You may have recently reacquainted yourself with this classic public TV mini-series. The American Program Service and 20 stations have brought it back for a third set of broadcasts this year, after a few runs on Bravo. Here, David Stewart reminds us of the quality, scope and impact of the production when it premiered in this country 14 years ago. On Monday evening, Jan. 18, 1982, the 11-part, 13-hour television series Brideshead Revisited broke over the PBS audience with the suddenness of a storm.
Talking about the current status of drama on public radio, NPR’s cultural programmer Andy Trudeau thinks back 10, 15 years ago, to a panel session on audience building. Someone had asked the speakers, “When is the best time to air drama?,” and a panelist shot back, “1939.” Despite this pervasive belief among station programmers — that radio drama doesn’t draw or hold modern audiences — Trudeau is spearheading an effort to revive the genre. At the very least, his is an attempt — perhaps a last-ditch one — to bolster the only regularly distributed national outlet for radio drama, NPR Playhouse. Trudeau is asking the National Endowment of the Arts (NEA) to fund research on the appeal of drama to NPR’s core audience, and he is asking drama producers to be signatories to the proposal and give the project some cash.
Ralph P. Forbes, and The People, Appellant, v. The Arkansas Educational Television
Commission, and its Board of Directors in their Official Capacities; The Arkansas
Educational Telecommunications Network Foundation, and its Members and Officers
Susan J. Howarth, in her Official Capacity as Executive Director; Victor Fleming,
in his Official Capacity as Chairman; G. E. Campbell, in his Official Capacity
as Vice-Chairman; Dr. Caroline Whitson, in her Official Capacity as Secretary;
Diane Blair, in her Official Capacity as Commissioner; S. McAdams, in his
Official Capacity as Commissioner; James Ross, in his Official Capacity as
Commissioner; Jerry McIntosh, in his Official Capacity as Commissioner; Lillian
Springer, in her Official Capacity as Commissioner; Amy L. Oliver, in her
Official Capacity as Production Manager; Bill Clinton, his Official Capacity
as Governor of the State of Arkansas; John Does, Sued as certain “John Doe”
crooked, lying politicians and political “dirty tricks” operatives and special

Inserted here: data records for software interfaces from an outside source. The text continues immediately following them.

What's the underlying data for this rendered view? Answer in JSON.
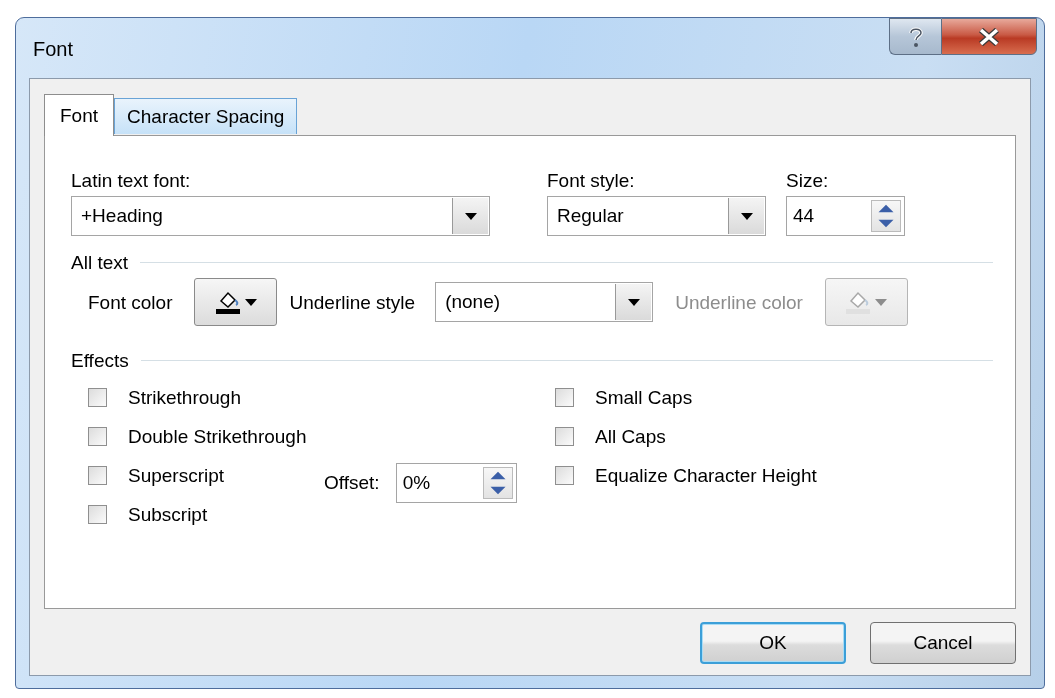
{
  "window": {
    "title": "Font"
  },
  "tabs": [
    {
      "label": "Font",
      "selected": true
    },
    {
      "label": "Character Spacing",
      "selected": false
    }
  ],
  "font_fields": {
    "latin_text_font": {
      "label": "Latin text font:",
      "value": "+Heading"
    },
    "font_style": {
      "label": "Font style:",
      "value": "Regular"
    },
    "size": {
      "label": "Size:",
      "value": "44"
    }
  },
  "all_text": {
    "heading": "All text",
    "font_color": {
      "label": "Font color"
    },
    "underline_style": {
      "label": "Underline style",
      "value": "(none)"
    },
    "underline_color": {
      "label": "Underline color",
      "disabled": true
    }
  },
  "effects": {
    "heading": "Effects",
    "left": [
      {
        "label": "Strikethrough",
        "checked": false
      },
      {
        "label": "Double Strikethrough",
        "checked": false
      },
      {
        "label": "Superscript",
        "checked": false
      },
      {
        "label": "Subscript",
        "checked": false
      }
    ],
    "offset": {
      "label": "Offset:",
      "value": "0%"
    },
    "right": [
      {
        "label": "Small Caps",
        "checked": false
      },
      {
        "label": "All Caps",
        "checked": false
      },
      {
        "label": "Equalize Character Height",
        "checked": false
      }
    ]
  },
  "buttons": [
    {
      "label": "OK",
      "default": true
    },
    {
      "label": "Cancel",
      "default": false
    }
  ]
}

interests, etc.; KHBS TV/Channel 40 UHF; KHOG TV/Channel 29 UHF; American
Broadcasting Company, Agent Darrel Cunningham; Steve Barnes, KARK TV, 4 Eye-Witness News and AETN Producer; Oscar Eugene Goss, Arkansas Educational Television
Network; Carol Adornetto; Larry Foley; Lavenia Craig, in her Official Capacity
as Commissioner; Robert Doubleday, in his Official Capacity as Commissioner,
Appellees. No. 95-2722WA
UNITED STATES COURT OF APPEALS FOR THE EIGHTH CIRCUIT
93 F.3d 497; 1996 U.S. App. LEXIS 21152
April 11, 1996, Submitted
August 21, 1996, Filed
PRIOR HISTORY: [*1] On Appeal from the United States District Court for the
Western District of Arkansas. Civil 92-2190.
Death row inmate, journalist, and international cause celebre Mumia Abu-Jamal has filed a $2 million censorship lawsuit against NPR over the network’s 1994 decision not to air his commentaries recorded for All Things Considered. The suit, filed by Abu-Jamal and the Prison Radio Project in U.S. District Court in Washington, D.C., argues that NPR nixed the commentaries under pressure from Sen. Bob Dole (R-Kan.), other members of Congress and the Fraternal Order of Police. In addition to seeking damages, Abu-Jamal asks the court to force NPR to air the essays on ATC and then turn over the tapes to him. NPR and the Prison Radio Project recorded 10 of Abu-Jamal’s essays in Pennsylvania’s Huntingdon prison in April 1994. He was convicted in 1982 of killing Philadelphia police officer Daniel Faulkner.